| WHAT THIS TASK INVOLVES |
Write out all of the data without omission, exactly as shown.

(SUPPLIED DATA Opens)

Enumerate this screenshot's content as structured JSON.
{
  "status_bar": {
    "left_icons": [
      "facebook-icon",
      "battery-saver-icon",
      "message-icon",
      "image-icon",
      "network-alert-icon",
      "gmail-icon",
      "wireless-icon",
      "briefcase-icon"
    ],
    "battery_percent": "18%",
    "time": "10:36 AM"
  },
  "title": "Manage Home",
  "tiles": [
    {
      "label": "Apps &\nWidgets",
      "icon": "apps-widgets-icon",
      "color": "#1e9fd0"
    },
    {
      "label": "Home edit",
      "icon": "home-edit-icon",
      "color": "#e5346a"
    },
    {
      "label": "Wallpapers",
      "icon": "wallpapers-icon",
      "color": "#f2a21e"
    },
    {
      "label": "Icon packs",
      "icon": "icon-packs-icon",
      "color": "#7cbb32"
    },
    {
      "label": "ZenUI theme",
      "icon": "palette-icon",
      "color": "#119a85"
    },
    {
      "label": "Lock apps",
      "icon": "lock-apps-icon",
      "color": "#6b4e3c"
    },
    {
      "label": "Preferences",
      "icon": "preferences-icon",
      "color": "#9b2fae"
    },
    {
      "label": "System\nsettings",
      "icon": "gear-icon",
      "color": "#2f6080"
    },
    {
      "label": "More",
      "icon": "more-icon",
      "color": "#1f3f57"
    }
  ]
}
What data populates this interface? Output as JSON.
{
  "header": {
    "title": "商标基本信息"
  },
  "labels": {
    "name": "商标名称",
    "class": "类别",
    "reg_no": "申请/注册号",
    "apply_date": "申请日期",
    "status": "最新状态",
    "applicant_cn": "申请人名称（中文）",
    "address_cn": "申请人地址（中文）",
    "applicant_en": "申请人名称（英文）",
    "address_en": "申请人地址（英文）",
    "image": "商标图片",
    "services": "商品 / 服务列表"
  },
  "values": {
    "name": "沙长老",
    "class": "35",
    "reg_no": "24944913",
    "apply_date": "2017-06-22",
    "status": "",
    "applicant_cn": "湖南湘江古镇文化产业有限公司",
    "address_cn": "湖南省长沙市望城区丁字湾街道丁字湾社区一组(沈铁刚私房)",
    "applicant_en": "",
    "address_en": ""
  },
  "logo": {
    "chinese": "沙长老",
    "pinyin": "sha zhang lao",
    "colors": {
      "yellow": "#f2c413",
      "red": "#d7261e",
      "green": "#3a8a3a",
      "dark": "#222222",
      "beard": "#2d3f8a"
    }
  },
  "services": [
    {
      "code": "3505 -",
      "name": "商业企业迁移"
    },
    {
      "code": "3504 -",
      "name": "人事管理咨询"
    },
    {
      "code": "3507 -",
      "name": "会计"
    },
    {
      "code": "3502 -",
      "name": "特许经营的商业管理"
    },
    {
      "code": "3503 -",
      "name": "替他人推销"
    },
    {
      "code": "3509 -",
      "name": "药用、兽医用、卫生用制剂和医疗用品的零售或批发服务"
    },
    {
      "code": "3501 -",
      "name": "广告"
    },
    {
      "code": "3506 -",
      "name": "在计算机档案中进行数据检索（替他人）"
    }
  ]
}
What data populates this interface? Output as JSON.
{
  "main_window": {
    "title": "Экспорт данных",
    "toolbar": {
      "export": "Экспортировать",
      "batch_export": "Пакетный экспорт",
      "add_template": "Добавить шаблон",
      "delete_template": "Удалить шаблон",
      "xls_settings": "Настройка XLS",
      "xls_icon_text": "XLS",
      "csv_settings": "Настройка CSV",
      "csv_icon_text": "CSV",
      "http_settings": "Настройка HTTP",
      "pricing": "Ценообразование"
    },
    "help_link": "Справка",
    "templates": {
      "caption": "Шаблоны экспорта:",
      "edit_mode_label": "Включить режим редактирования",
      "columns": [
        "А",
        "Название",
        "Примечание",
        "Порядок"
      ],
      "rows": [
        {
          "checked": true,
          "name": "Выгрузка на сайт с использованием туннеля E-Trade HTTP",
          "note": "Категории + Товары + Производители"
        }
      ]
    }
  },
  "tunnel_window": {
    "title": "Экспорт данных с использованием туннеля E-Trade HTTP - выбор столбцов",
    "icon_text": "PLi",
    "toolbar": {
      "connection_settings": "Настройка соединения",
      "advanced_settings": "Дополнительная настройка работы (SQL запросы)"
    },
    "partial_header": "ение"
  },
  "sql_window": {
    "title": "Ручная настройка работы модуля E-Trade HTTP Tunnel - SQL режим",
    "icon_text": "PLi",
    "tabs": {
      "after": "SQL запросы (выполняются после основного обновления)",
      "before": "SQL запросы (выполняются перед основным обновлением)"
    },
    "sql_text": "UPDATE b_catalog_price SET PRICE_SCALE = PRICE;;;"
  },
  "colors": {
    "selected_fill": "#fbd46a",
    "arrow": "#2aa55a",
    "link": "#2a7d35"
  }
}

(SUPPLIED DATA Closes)

| OUTPUT OF THE TASK |
Enumerate this screenshot's content as structured JSON.
{
  "status_bar": {
    "left_icons": [
      "facebook-icon",
      "battery-saver-icon",
      "message-icon",
      "image-icon",
      "network-alert-icon",
      "gmail-icon",
      "wireless-icon",
      "briefcase-icon"
    ],
    "battery_percent": "18%",
    "time": "10:36 AM"
  },
  "title": "Manage Home",
  "tiles": [
    {
      "label": "Apps &\nWidgets",
      "icon": "apps-widgets-icon",
      "color": "#1e9fd0"
    },
    {
      "label": "Home edit",
      "icon": "home-edit-icon",
      "color": "#e5346a"
    },
    {
      "label": "Wallpapers",
      "icon": "wallpapers-icon",
      "color": "#f2a21e"
    },
    {
      "label": "Icon packs",
      "icon": "icon-packs-icon",
      "color": "#7cbb32"
    },
    {
      "label": "ZenUI theme",
      "icon": "palette-icon",
      "color": "#119a85"
    },
    {
      "label": "Lock apps",
      "icon": "lock-apps-icon",
      "color": "#6b4e3c"
    },
    {
      "label": "Preferences",
      "icon": "preferences-icon",
      "color": "#9b2fae"
    },
    {
      "label": "System\nsettings",
      "icon": "gear-icon",
      "color": "#2f6080"
    },
    {
      "label": "More",
      "icon": "more-icon",
      "color": "#1f3f57"
    }
  ]
}
What data populates this interface? Output as JSON.
{
  "header": {
    "title": "商标基本信息"
  },
  "labels": {
    "name": "商标名称",
    "class": "类别",
    "reg_no": "申请/注册号",
    "apply_date": "申请日期",
    "status": "最新状态",
    "applicant_cn": "申请人名称（中文）",
    "address_cn": "申请人地址（中文）",
    "applicant_en": "申请人名称（英文）",
    "address_en": "申请人地址（英文）",
    "image": "商标图片",
    "services": "商品 / 服务列表"
  },
  "values": {
    "name": "沙长老",
    "class": "35",
    "reg_no": "24944913",
    "apply_date": "2017-06-22",
    "status": "",
    "applicant_cn": "湖南湘江古镇文化产业有限公司",
    "address_cn": "湖南省长沙市望城区丁字湾街道丁字湾社区一组(沈铁刚私房)",
    "applicant_en": "",
    "address_en": ""
  },
  "logo": {
    "chinese": "沙长老",
    "pinyin": "sha zhang lao",
    "colors": {
      "yellow": "#f2c413",
      "red": "#d7261e",
      "green": "#3a8a3a",
      "dark": "#222222",
      "beard": "#2d3f8a"
    }
  },
  "services": [
    {
      "code": "3505 -",
      "name": "商业企业迁移"
    },
    {
      "code": "3504 -",
      "name": "人事管理咨询"
    },
    {
      "code": "3507 -",
      "name": "会计"
    },
    {
      "code": "3502 -",
      "name": "特许经营的商业管理"
    },
    {
      "code": "3503 -",
      "name": "替他人推销"
    },
    {
      "code": "3509 -",
      "name": "药用、兽医用、卫生用制剂和医疗用品的零售或批发服务"
    },
    {
      "code": "3501 -",
      "name": "广告"
    },
    {
      "code": "3506 -",
      "name": "在计算机档案中进行数据检索（替他人）"
    }
  ]
}
What data populates this interface? Output as JSON.
{
  "main_window": {
    "title": "Экспорт данных",
    "toolbar": {
      "export": "Экспортировать",
      "batch_export": "Пакетный экспорт",
      "add_template": "Добавить шаблон",
      "delete_template": "Удалить шаблон",
      "xls_settings": "Настройка XLS",
      "xls_icon_text": "XLS",
      "csv_settings": "Настройка CSV",
      "csv_icon_text": "CSV",
      "http_settings": "Настройка HTTP",
      "pricing": "Ценообразование"
    },
    "help_link": "Справка",
    "templates": {
      "caption": "Шаблоны экспорта:",
      "edit_mode_label": "Включить режим редактирования",
      "columns": [
        "А",
        "Название",
        "Примечание",
        "Порядок"
      ],
      "rows": [
        {
          "checked": true,
          "name": "Выгрузка на сайт с использованием туннеля E-Trade HTTP",
          "note": "Категории + Товары + Производители"
        }
      ]
    }
  },
  "tunnel_window": {
    "title": "Экспорт данных с использованием туннеля E-Trade HTTP - выбор столбцов",
    "icon_text": "PLi",
    "toolbar": {
      "connection_settings": "Настройка соединения",
      "advanced_settings": "Дополнительная настройка работы (SQL запросы)"
    },
    "partial_header": "ение"
  },
  "sql_window": {
    "title": "Ручная настройка работы модуля E-Trade HTTP Tunnel - SQL режим",
    "icon_text": "PLi",
    "tabs": {
      "after": "SQL запросы (выполняются после основного обновления)",
      "before": "SQL запросы (выполняются перед основным обновлением)"
    },
    "sql_text": "UPDATE b_catalog_price SET PRICE_SCALE = PRICE;;;"
  },
  "colors": {
    "selected_fill": "#fbd46a",
    "arrow": "#2aa55a",
    "link": "#2a7d35"
  }
}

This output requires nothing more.